EXERCISE PROMPT: Go through the records line by line. Report how many lines contain "seconds", with nothing else.

[App and web page records]
• • • •

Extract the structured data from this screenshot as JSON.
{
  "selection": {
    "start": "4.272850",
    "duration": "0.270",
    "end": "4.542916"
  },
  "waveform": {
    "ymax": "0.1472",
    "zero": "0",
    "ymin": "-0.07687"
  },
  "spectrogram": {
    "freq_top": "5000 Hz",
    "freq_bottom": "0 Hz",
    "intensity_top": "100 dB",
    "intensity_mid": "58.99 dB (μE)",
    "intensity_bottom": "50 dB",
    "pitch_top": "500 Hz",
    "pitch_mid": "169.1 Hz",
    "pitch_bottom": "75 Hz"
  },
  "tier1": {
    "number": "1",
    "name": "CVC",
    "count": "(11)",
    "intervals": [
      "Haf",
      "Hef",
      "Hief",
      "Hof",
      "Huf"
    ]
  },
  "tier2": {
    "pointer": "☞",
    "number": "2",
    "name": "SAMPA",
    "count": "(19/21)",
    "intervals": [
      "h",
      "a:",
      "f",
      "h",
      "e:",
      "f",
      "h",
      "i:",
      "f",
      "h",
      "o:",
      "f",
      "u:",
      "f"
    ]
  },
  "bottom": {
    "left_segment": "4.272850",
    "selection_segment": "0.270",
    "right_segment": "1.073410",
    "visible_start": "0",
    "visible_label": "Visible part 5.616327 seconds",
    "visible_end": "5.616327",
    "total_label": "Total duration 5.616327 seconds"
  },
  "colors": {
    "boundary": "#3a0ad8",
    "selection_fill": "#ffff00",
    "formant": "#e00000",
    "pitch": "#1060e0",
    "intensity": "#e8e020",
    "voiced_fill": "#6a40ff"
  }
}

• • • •

YOUR RESPONSE: 2